Most California residents have likely heard about Bill O'Reilly being fired recently from his job with Fox News. One explanation given for O'Reilly's termination after years of sexual abuse allegations leveled against him was that the landscape in corporate America has changed in recent years. Low employee morale and the loss of advertisers were other reasons cited for his ousting from the network.
A California employer of a worker who has applied for leave under the Family and Medical Leave Act to care for someone who is not legally or biologically the employee's parent or child might still be required to grant that employee FMLA leave. "In loco parentis" refers to a relationship that is like that of parent and child, and if this relationship exists, the employee may be eligible for FMLA leave. Furthermore, the employee does not have to specifically invoke the phrase "in loco parentis" but simply needs to state the nature of the relationship. It may be up to the employer to ask for more information.

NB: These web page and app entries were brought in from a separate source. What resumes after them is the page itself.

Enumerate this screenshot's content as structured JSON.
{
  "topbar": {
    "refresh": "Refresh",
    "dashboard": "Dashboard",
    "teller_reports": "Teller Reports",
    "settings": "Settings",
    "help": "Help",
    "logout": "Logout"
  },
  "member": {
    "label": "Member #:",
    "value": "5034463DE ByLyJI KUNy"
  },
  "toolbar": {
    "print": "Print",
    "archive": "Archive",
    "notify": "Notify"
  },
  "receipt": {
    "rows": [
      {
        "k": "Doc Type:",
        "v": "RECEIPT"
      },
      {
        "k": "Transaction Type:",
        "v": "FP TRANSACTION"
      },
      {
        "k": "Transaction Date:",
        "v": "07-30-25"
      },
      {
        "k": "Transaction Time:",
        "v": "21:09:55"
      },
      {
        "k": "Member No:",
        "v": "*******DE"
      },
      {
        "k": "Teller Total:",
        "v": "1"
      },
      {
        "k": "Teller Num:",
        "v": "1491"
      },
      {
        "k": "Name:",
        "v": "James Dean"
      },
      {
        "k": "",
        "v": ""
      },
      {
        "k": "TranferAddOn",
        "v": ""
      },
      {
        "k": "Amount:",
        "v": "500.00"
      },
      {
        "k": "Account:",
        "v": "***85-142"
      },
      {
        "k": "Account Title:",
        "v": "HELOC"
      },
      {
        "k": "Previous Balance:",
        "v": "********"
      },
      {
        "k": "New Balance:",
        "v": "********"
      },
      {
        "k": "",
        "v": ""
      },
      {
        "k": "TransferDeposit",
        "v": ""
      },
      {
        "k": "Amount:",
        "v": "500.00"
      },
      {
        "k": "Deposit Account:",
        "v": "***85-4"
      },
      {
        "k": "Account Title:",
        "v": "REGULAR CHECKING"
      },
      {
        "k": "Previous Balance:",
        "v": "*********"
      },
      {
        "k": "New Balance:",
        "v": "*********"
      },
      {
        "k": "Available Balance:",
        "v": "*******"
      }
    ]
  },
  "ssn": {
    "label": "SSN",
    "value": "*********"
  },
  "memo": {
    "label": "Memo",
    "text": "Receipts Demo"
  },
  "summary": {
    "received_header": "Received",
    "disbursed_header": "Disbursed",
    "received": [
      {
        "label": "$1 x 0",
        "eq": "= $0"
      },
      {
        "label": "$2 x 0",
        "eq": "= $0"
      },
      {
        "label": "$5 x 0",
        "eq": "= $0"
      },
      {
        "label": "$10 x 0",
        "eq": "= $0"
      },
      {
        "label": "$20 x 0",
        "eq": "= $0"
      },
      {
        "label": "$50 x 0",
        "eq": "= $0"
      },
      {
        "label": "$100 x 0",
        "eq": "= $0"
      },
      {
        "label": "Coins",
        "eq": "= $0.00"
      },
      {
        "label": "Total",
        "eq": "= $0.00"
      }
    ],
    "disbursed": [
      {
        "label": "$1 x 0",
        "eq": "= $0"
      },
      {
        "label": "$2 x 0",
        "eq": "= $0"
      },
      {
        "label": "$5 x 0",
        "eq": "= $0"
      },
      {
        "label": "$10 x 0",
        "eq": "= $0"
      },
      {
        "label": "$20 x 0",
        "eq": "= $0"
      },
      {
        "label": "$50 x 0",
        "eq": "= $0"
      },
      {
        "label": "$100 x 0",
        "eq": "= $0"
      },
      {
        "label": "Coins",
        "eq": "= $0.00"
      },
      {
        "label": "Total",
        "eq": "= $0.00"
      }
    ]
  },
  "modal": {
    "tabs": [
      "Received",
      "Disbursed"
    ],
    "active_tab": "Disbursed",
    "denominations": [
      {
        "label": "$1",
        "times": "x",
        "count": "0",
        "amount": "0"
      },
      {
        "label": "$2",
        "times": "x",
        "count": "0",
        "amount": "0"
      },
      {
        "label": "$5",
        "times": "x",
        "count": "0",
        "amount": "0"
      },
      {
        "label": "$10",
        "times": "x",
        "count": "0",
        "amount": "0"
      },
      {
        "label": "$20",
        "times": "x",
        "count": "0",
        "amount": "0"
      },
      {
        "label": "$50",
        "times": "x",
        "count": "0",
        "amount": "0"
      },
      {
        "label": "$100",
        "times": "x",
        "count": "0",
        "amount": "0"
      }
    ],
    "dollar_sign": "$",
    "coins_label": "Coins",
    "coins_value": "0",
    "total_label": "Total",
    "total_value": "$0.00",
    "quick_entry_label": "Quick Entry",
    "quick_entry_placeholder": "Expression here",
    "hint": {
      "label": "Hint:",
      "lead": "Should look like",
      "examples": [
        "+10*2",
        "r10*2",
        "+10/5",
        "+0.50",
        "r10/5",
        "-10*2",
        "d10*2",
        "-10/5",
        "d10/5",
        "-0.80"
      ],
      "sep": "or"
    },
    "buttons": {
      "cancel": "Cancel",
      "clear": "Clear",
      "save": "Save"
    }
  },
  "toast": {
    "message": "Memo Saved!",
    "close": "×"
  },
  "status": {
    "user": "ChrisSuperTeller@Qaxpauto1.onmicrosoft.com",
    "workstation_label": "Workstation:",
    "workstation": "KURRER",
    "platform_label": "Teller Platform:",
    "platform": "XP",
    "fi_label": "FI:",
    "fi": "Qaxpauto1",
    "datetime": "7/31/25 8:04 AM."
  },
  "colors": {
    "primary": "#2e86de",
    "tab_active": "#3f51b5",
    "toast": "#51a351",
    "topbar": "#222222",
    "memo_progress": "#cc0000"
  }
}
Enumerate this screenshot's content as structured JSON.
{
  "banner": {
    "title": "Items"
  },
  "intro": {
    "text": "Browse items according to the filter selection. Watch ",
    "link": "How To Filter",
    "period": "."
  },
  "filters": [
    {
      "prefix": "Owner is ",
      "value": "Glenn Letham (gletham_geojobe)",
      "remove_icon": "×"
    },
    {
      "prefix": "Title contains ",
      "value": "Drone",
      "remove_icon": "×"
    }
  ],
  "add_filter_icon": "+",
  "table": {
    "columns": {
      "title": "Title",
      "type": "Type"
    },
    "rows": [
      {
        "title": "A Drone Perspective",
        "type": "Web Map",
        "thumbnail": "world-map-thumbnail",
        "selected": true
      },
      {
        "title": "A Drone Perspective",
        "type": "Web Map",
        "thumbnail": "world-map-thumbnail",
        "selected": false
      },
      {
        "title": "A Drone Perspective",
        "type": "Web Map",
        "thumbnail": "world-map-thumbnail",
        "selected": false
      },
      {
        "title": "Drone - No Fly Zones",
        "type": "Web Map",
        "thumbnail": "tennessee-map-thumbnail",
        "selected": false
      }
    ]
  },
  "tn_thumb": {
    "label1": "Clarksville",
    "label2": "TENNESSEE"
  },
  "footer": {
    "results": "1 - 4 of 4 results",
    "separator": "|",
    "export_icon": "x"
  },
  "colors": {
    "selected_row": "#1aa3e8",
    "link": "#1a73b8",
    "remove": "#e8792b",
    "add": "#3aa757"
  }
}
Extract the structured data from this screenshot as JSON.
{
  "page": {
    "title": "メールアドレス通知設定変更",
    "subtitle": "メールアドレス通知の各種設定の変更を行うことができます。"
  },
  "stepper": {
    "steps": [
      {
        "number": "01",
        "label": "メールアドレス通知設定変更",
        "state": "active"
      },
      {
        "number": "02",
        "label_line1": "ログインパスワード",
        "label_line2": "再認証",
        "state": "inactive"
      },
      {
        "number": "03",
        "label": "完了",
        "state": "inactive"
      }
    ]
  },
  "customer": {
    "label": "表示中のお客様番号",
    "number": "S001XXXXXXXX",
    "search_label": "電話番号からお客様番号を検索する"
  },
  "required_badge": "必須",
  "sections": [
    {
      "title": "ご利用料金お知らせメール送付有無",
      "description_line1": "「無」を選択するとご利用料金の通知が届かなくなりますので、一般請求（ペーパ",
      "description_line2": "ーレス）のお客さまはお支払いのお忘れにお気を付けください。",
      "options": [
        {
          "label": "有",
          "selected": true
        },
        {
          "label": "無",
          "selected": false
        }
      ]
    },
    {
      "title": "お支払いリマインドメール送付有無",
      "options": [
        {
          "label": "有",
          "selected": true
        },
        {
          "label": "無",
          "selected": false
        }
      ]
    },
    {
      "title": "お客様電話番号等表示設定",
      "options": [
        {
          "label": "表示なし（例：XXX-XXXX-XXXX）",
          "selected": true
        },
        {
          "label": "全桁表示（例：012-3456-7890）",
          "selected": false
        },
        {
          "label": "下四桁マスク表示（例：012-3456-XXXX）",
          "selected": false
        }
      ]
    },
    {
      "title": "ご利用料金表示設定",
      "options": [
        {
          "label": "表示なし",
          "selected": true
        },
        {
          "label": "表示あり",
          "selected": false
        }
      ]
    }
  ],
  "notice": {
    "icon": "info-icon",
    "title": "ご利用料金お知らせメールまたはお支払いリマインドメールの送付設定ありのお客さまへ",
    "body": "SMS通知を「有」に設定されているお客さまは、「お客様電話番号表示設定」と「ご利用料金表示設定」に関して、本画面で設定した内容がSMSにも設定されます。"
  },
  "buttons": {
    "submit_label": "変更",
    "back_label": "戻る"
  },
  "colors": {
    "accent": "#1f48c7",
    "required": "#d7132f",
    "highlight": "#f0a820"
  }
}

The state of California has laws that protect employees from discrimination based on their sexual orientation, but it is only one of 22 jurisdictions that do so. On April 4, the U.S. Court of Appeals for the 7th Circuit ruled that under Title VII of the Civil Rights Act, this is a type of sex discrimination and is prohibited.
Employees in New York who attempt to resolve sexual harassment issues in the workplace might find that their company is more interested in protecting itself than preventing sexual harassment. This appears to have been the case in some recent high-profile cases, such as a class-action arbitration against Sterling Jewelers. Employees reported that calling the internal sexual harassment hotline could be negative for their careers. The company's internal arbitration system also prevented them from resolving the harassment outside the company.